But yes, the absence of barriers to enter or exit the Drain at Waterloo is highly confusing - made more so by the nearby barriers controlling access to/egress from the quite separate SWT controlled area.
Part of the Bank station upgrade will, I believe, include a new entrance being constructed close to the Waterloo end of the Drain platforms (currently a dead end, and miles from the rest of the complex at that). This entrance will, ironically, be almost on the opposite side of the road to Cannon Street.

For those of us living in Waterloo-served main line territory, the W&C is by far the best way to cross the city, and its habit of closing early or never opening was a severe impediment to leisure travel. It also doubtless had a negative effect on the numbers of non-regular passengers using it (which is the same argument as the one against closing the District's Olympia service).
@swirly"Part of the Bank station upgrade will, I believe, include a new entrance being constructed close to the Waterloo end of the Drain platforms."

If only - the new entrance will be connected to the foot of the travelator - the Waterloo end of the platforms (which are actually quite close to Mansion House station's booking hall) would be much more useful - apart from anything else, it would spread the passengers over the length of the train instead of everyone cramming to the Bank end.
I remember when the Waterloo and City was part of Network South East. Were National Rail (or rather BR) tickets to "London Terminals" valid into Waterloo also valid to Bank then?

I don't think they are now so I'm curious to know if this changed.
No, I don't think "London Terminals" ever officially included Bank. (Although I understand the barrier staff there frequently encounter people who claim to believe that it does)
You can, of course, go via Waterloo East and London Bridge to Cannon Street
To amplify my previous - the W&C was built by the LSWR to remedy a major disadvantage it had over all the other companies serving London: it was the only one not to have direct access to the City - albeit the LNWR's route to Broad Street was a bit circuitous, and provided you allow a "near miss" for the Brighton, whose "City" terminus was the other side of London Bridge.
The Drain was an attempt to attract City gents to the LSWR hinterland. But it was a major investment, (and a bi risk, as the first Deep Tube to be built since the pioneer City & South London). Yes, they would charge attractive fares, but they needed some return on that investment, so couldn't afford to let people travel for free. So fares to from the SW suburbs to Bank have always been higher than fares to Waterloo.
I wonder if this change is due to the redevelopment of London Bridge.
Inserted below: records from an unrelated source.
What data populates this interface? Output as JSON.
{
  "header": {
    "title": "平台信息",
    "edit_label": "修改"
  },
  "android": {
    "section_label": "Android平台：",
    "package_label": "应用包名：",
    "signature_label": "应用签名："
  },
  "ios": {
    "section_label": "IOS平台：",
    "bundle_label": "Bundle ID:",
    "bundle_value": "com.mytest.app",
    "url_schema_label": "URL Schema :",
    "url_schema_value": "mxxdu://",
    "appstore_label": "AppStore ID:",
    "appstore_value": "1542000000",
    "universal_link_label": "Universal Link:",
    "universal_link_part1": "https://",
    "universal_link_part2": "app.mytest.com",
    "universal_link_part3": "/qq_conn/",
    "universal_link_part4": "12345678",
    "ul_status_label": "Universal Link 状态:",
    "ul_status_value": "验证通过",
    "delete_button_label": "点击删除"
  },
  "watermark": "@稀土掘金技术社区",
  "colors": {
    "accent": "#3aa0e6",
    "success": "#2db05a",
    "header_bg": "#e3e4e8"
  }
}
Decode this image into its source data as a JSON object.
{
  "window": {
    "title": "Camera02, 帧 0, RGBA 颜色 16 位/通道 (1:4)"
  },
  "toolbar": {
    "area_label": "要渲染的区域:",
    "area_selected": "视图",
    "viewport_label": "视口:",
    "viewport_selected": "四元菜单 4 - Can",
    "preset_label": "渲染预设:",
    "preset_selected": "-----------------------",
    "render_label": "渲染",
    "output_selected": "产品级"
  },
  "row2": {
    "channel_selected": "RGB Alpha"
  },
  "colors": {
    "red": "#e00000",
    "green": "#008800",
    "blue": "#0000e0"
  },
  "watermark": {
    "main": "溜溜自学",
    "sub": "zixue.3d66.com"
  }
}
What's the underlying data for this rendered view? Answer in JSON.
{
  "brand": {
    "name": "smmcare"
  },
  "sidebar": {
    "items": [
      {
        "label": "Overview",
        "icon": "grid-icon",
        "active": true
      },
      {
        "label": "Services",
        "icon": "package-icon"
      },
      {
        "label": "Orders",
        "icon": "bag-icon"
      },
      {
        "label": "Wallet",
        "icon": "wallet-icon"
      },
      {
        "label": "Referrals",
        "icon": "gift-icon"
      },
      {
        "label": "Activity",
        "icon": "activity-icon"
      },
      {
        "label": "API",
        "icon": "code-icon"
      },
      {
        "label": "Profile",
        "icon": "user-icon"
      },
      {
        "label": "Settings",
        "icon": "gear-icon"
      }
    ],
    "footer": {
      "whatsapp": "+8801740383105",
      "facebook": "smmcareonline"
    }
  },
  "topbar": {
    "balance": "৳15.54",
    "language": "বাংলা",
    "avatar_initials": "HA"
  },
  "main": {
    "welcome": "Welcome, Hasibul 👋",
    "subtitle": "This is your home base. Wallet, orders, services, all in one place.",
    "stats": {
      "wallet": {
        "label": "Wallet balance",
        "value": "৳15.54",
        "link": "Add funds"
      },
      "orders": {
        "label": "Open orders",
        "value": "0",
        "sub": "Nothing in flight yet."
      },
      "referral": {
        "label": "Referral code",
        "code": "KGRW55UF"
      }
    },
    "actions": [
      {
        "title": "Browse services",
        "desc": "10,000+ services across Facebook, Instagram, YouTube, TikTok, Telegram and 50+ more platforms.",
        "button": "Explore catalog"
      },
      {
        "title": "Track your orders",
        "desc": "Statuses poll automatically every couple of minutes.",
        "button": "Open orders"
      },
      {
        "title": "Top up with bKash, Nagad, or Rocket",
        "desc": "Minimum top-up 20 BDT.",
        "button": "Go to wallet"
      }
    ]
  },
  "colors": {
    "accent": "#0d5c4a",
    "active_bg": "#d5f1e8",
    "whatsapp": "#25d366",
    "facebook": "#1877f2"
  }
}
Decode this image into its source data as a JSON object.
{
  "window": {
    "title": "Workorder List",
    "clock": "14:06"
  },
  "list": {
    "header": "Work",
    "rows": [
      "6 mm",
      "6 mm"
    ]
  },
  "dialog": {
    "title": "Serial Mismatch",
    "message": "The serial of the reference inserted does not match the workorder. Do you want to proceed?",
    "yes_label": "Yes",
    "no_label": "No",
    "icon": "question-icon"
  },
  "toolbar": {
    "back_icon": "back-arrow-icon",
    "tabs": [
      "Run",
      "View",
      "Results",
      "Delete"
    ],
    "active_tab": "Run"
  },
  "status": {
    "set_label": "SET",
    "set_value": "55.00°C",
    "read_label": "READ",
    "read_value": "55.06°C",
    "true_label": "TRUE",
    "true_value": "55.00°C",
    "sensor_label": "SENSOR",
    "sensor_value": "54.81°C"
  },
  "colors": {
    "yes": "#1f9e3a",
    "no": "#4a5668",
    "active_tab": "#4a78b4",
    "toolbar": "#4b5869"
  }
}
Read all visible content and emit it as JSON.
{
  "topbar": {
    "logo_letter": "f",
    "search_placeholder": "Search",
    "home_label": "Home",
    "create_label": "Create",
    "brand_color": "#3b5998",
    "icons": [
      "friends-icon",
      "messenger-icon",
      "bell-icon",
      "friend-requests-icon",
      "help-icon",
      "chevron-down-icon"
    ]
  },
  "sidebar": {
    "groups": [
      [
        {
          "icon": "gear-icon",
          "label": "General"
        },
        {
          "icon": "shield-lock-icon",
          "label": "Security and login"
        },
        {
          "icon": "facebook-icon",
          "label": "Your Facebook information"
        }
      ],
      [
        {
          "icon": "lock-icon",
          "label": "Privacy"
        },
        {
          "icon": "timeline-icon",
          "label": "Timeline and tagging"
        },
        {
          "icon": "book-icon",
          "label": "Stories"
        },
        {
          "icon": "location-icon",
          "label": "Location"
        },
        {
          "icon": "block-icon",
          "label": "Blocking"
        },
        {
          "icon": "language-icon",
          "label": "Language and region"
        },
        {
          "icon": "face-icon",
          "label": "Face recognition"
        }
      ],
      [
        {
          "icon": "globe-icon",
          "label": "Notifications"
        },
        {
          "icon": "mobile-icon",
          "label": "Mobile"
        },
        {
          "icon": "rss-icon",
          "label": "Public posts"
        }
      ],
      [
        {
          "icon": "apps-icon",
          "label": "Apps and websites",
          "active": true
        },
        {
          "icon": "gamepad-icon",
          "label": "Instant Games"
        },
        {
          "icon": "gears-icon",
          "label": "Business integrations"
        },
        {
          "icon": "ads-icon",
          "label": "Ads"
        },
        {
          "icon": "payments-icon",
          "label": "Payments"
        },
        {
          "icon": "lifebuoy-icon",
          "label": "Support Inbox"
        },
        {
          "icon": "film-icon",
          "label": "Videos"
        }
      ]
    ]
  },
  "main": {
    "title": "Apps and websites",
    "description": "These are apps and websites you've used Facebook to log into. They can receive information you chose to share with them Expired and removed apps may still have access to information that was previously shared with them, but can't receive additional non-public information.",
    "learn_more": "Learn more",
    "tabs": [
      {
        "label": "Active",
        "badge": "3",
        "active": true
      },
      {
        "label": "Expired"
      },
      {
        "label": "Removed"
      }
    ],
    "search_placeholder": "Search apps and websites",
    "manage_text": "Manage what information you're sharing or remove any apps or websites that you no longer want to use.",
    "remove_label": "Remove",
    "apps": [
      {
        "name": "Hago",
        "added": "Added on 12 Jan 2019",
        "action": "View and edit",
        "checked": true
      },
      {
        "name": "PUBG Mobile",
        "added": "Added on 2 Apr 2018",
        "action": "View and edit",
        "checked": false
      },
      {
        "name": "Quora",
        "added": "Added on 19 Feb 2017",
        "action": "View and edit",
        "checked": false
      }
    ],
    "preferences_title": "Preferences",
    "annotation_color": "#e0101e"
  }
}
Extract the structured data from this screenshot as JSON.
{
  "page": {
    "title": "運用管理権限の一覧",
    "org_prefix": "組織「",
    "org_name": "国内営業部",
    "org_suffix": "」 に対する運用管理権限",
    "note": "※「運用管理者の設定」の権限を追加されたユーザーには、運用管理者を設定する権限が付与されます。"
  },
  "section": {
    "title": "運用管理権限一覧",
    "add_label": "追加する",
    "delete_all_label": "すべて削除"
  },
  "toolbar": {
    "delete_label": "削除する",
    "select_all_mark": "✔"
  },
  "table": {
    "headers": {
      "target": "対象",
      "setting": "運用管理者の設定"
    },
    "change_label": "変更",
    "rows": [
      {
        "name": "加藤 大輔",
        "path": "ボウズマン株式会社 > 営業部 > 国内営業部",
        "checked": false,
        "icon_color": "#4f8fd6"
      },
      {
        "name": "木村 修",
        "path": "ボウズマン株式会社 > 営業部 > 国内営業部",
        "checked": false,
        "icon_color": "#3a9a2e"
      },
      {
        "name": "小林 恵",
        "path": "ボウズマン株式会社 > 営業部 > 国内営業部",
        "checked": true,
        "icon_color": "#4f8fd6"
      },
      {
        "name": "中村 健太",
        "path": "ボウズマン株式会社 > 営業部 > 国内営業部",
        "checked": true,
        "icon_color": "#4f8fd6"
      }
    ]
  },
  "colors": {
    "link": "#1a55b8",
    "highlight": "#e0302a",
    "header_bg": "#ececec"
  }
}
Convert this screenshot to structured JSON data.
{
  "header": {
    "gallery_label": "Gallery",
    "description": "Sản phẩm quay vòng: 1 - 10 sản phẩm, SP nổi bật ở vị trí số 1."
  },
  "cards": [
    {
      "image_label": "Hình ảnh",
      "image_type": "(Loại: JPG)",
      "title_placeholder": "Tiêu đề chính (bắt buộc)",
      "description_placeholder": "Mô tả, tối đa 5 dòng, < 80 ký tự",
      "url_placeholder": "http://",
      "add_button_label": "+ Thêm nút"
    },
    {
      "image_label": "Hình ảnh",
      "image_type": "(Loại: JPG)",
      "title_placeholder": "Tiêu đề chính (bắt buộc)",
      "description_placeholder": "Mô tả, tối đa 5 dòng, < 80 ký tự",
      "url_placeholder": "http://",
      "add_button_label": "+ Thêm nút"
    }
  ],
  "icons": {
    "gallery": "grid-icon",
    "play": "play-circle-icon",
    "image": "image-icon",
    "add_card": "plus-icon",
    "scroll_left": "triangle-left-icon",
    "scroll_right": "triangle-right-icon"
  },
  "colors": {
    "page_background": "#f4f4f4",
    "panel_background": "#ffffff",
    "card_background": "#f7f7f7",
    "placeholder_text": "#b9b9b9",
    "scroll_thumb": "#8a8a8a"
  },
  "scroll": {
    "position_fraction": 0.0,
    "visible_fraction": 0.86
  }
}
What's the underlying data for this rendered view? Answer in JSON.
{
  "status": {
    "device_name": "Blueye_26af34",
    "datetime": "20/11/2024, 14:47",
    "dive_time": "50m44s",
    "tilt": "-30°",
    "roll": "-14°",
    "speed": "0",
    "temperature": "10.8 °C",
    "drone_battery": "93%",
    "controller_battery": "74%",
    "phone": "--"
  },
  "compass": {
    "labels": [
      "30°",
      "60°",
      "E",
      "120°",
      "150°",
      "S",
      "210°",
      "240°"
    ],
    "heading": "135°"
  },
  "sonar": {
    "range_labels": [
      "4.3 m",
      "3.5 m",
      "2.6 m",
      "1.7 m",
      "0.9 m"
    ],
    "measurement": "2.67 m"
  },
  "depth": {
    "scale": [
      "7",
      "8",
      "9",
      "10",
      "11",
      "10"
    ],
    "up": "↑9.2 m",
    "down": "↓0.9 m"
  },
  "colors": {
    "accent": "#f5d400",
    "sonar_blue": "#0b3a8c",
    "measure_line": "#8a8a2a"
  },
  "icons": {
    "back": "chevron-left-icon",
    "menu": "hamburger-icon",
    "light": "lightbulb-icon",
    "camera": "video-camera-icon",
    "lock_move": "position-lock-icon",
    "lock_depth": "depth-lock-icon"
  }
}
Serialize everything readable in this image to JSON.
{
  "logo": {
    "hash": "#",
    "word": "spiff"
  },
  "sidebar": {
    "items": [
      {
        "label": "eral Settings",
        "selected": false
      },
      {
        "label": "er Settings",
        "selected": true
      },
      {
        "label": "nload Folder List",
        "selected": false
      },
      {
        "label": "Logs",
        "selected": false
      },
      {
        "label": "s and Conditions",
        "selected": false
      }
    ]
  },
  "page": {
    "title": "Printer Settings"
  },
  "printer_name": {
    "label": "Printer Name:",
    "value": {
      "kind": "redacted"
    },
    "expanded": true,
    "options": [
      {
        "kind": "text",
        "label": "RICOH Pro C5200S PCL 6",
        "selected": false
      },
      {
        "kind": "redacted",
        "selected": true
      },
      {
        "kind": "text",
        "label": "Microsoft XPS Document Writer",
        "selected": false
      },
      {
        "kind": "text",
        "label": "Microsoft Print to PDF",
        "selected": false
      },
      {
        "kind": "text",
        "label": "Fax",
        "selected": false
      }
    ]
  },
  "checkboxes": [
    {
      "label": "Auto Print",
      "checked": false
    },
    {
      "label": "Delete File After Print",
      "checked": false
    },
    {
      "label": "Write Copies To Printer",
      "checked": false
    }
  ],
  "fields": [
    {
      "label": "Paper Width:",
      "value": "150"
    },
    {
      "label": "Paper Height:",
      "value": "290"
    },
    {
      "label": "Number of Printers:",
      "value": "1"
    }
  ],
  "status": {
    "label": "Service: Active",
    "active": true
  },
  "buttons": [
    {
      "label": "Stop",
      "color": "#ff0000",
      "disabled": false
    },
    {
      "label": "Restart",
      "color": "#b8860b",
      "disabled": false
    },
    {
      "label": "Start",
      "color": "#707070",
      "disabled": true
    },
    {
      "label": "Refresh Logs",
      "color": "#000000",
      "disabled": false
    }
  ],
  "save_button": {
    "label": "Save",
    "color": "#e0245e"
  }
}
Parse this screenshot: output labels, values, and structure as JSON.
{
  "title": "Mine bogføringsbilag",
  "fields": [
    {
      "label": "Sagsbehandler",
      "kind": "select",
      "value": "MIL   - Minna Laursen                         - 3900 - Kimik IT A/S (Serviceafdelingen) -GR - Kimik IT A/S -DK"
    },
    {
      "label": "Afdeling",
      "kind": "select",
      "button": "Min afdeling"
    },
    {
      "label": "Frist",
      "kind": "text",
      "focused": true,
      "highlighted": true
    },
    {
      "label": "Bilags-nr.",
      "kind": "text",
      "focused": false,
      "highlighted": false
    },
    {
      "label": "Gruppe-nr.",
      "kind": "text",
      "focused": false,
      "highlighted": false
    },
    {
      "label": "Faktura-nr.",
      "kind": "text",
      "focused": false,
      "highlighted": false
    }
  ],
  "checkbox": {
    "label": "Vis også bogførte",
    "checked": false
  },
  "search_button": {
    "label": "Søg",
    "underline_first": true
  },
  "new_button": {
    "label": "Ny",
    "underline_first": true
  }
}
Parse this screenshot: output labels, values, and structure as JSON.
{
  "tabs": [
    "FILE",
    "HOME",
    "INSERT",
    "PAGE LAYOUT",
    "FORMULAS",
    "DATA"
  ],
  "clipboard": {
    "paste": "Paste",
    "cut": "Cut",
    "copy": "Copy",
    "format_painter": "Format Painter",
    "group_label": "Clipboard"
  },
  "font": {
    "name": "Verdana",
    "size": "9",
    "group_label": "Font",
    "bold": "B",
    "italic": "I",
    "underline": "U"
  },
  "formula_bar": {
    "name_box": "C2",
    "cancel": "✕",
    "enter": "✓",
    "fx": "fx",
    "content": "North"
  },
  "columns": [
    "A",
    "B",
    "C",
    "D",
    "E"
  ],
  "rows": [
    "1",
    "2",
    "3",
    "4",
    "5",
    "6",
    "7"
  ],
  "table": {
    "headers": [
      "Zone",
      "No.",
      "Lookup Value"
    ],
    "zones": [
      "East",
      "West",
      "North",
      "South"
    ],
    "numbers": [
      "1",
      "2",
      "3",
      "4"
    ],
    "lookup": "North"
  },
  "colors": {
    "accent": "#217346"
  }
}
Many trains from SE London won't go to Waterloo East or Charing Cross nor even stop at London Bridge in a year or so's time.

With everything ending up at Cannon Street, increasing access at Bank seems like a common sense (albeit half-hearted) solution to the problem of leaving passengers at what is, off peak, a bit of an awkward location.

TridentScan | Privacy Policy